RECORDED DATA START

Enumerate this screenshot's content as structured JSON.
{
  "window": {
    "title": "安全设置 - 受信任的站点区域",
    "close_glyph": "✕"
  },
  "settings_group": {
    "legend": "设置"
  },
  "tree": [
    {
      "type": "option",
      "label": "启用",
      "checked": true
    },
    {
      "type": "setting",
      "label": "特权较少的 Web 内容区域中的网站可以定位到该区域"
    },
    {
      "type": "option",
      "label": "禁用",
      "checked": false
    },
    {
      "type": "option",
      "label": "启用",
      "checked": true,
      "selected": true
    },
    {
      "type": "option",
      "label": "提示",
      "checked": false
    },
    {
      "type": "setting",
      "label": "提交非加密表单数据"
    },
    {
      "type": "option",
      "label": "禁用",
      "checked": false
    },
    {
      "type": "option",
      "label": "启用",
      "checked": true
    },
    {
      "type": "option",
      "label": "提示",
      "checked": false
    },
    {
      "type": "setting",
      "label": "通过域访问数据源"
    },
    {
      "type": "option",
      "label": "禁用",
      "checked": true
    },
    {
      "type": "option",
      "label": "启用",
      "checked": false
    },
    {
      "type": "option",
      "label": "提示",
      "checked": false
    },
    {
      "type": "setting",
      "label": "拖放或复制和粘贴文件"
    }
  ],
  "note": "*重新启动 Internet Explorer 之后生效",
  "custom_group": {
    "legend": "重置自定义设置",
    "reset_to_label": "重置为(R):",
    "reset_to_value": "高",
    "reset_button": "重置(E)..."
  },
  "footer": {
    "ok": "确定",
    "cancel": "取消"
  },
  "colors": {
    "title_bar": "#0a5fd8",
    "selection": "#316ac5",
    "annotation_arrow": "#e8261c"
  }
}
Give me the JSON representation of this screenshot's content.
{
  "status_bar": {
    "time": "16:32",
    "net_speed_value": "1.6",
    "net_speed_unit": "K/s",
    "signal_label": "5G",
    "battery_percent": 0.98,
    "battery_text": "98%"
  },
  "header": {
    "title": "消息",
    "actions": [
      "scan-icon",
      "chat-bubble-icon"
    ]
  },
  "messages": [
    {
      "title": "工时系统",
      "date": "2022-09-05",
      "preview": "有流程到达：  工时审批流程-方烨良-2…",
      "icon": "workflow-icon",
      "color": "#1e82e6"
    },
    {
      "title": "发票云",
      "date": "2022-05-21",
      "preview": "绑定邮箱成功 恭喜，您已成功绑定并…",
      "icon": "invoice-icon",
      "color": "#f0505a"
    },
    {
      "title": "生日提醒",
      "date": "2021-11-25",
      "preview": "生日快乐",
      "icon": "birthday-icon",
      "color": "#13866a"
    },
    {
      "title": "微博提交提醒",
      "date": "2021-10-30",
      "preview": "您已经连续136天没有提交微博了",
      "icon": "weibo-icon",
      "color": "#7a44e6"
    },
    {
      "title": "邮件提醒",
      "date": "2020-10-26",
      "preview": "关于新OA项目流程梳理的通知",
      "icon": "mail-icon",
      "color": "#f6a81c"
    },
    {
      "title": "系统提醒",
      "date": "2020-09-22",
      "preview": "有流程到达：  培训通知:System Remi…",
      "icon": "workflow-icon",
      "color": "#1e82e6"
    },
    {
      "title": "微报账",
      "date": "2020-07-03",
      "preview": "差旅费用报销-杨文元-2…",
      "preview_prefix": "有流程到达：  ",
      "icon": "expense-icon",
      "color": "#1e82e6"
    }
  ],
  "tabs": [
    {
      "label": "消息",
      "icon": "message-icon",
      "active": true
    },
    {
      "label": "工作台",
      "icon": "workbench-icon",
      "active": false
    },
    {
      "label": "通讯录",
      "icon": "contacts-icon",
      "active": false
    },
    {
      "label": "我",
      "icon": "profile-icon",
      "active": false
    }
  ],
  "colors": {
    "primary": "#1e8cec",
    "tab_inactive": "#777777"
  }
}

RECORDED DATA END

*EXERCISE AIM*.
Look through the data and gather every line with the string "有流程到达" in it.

*WRITTEN REPLY*.
      "preview": "有流程到达：  工时审批流程-方烨良-2…",
      "preview": "有流程到达：  培训通知:System Remi…",
      "preview_prefix": "有流程到达：  ",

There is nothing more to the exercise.